Updated: Sep 20, 2022
Belmont’s faculty senate voted in an executive session to allow its president, Dr. Nathan Griffith, to withdraw the contentious proposed academic freedom statement Monday.
Senators discussed the original intent of the statement after it received widespread uproar from faculty. An open letter by philosophy professor Dr. Ronnie Littlejohn criticized the document for potentially stripping faculty of academic freedoms.
Dr. Mark Volker said debate stemmed from a misunderstanding of the statement’s purpose, along with a misconception that the draft would be voted on in its current form. Volker represents the College of Music and Performing Arts graduate program in the senate and is one of the seven members of the ad hoc committee who created the statement.
“If I had thought that that was going to be the final document, I wouldn’t have wanted that to happen, because I actually was not exactly satisfied with it in its form,” said Volker, who added that his committee intended to present the statement to faculty as something to be discussed and revised.
Volker also provided context for the statement, saying it was never meant to replace the academic freedom policy currently in the faculty handbook, but to stand alone as a set of principles used to define what the academic freedoms of Belmont faculty are.
The committee initially wanted to sign on to the Chicago principles, written by faculty at the University of Chicago, but the proposal was returned to the senators by then-President Dr. Bob Fisher.
“We were told, as the senate, that the president wouldn’t agree to that, but he would agree to a set of principles that were more tailored to Belmont,” said Volker.
The Chicago principles are meant to advise professors on their academic freedoms and protect them in matters related to free speech and expression when educating their students.
While it has been adopted by many universities, some leaders at Belmont — including Fisher — felt the university needed a version of the principles that applied more to a Christian institution, Griffith said in the meeting.
Volker said his committee began to draft a statement with more Christian language and reference to scripture. But overall, Volker said the intent was to give faculty a “framework” with which to defend their academic freedom.
“There have been speakers that have been prevented from coming because they are controversial in some way. But more often than not, it’s just because they have profanity in their books or something like that,” said Volker.
Despite Volker hoping the senate could discuss and revise the document to make it “more in line with what everyone wants,” the senate voted to allow faculty senate president Griffith to withdraw the statement, with Griffith saying the damage caused by the backlash was likely irreversible.
“I think pragmatically, practically, anything that comes from this now is going to be remembered as that thing. We’re not gonna be able to undo that association,” said Griffith during the meeting.

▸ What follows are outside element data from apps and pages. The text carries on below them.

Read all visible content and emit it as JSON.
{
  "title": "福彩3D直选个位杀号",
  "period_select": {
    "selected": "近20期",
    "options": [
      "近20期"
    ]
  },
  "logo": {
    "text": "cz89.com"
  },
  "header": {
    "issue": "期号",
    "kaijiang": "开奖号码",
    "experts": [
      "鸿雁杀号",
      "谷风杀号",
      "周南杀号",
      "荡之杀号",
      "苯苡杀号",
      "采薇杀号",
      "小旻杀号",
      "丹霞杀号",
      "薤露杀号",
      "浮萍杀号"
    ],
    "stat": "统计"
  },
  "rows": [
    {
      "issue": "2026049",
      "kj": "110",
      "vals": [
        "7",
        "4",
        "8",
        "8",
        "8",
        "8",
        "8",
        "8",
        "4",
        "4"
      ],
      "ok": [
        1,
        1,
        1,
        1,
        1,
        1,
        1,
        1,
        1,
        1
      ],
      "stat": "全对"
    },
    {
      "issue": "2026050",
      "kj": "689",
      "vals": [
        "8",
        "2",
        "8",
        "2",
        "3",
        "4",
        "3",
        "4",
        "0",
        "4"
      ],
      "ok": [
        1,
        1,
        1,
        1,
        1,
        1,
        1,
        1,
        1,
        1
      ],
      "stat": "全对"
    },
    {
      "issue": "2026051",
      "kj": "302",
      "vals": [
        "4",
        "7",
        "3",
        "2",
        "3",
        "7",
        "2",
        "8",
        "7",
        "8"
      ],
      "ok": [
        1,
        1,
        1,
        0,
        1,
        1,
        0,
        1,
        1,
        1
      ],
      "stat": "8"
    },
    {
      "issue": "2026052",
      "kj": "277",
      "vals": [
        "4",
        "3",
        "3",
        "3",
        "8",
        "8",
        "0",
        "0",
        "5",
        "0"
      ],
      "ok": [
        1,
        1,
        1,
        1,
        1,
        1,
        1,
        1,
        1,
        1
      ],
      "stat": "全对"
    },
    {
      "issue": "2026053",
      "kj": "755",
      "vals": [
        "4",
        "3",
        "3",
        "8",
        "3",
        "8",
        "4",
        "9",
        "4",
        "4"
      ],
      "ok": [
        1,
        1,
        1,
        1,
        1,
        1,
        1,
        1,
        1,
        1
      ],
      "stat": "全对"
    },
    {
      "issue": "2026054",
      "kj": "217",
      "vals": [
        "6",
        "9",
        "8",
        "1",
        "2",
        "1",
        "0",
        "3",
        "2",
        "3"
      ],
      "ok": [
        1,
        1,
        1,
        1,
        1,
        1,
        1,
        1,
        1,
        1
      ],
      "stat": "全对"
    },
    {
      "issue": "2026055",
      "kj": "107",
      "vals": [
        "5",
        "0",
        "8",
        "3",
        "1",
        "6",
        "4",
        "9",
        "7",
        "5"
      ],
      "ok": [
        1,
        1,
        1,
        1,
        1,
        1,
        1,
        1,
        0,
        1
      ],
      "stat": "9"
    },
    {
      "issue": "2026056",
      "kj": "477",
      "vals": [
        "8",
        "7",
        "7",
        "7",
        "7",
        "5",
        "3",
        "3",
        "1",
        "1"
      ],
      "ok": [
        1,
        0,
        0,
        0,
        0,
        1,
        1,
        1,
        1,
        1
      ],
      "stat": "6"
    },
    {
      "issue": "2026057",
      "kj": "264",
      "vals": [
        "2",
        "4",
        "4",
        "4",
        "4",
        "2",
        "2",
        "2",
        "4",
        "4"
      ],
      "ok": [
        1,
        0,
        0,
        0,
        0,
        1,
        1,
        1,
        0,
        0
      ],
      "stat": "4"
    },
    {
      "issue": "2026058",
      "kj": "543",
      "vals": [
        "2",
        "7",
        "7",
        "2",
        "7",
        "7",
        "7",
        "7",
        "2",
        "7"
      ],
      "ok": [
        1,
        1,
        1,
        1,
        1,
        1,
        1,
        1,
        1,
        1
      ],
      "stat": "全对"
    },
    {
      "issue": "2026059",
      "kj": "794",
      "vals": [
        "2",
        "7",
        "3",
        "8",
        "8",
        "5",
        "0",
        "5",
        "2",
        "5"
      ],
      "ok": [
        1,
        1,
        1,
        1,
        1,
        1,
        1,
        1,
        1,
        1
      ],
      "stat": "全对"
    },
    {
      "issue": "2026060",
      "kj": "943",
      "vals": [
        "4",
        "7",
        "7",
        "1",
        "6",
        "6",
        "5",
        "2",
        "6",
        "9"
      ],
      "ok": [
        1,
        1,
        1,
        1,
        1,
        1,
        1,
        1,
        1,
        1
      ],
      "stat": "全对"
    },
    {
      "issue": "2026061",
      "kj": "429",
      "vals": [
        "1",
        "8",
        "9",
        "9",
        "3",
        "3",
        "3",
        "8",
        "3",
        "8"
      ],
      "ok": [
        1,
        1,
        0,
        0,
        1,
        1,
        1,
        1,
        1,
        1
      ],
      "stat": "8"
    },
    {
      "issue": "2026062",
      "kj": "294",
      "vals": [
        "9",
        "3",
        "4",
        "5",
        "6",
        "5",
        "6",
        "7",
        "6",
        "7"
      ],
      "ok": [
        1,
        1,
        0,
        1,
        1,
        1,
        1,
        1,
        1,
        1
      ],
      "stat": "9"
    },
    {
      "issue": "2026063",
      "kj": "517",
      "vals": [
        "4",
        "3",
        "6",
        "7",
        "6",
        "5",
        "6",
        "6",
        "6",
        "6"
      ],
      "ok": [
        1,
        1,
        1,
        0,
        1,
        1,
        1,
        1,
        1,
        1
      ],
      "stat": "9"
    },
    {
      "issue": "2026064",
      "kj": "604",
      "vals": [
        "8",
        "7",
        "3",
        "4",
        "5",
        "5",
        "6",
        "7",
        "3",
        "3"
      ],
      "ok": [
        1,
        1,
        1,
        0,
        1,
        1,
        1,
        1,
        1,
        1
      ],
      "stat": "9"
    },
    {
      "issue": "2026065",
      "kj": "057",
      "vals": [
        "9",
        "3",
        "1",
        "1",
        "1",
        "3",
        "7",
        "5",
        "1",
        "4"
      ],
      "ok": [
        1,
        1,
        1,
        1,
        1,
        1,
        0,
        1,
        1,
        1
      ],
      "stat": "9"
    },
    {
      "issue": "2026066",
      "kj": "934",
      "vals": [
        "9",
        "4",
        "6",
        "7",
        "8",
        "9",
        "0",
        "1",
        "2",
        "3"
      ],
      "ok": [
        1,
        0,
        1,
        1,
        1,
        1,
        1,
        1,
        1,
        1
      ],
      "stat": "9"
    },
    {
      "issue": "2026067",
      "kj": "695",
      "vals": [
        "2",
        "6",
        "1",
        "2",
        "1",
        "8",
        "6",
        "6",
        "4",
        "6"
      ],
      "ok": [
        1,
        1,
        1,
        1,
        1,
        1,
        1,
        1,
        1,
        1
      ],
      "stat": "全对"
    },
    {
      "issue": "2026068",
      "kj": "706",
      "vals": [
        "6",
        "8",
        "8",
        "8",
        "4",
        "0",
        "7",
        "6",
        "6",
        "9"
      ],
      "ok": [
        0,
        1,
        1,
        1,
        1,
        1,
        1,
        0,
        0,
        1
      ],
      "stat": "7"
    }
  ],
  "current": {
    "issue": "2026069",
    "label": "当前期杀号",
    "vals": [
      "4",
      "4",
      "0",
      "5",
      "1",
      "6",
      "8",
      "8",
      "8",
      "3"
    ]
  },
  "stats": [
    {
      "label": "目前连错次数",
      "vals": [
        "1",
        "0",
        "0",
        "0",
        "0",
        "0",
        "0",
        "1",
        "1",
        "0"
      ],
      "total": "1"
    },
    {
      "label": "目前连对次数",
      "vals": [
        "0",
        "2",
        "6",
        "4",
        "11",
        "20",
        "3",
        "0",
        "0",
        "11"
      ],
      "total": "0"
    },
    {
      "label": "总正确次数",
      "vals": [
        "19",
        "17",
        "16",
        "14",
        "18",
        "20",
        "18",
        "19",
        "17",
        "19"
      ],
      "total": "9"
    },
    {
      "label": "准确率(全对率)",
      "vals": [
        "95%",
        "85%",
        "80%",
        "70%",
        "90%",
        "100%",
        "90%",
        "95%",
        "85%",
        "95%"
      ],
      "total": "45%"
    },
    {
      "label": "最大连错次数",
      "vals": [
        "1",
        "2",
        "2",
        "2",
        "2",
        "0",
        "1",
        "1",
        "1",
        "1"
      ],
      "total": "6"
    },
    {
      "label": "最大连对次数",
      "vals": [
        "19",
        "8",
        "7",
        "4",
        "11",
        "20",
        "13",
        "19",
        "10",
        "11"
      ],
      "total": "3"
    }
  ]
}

Faculty senator Dr. Anthony Blash also made the point that a preamble should have accompanied the statement draft explaining exactly what it was.
“Sometimes when you just hand somebody something and there’s no instructions, misunderstandings can occur,” said Blash.
Some, including Volker, wish to eventually present a clearer statement and avoid any miscommunication.
“I also think that we should probably feel that we have a responsibility to prevent something like this from happening again, because there’s obviously a communication breakdown here on what exactly it was we were doing,” Volker said during the meeting.
— PHOTO: Belmont Vision Multimedia
This article was written by Connor Daryani, Sarah Maninger and David Pang.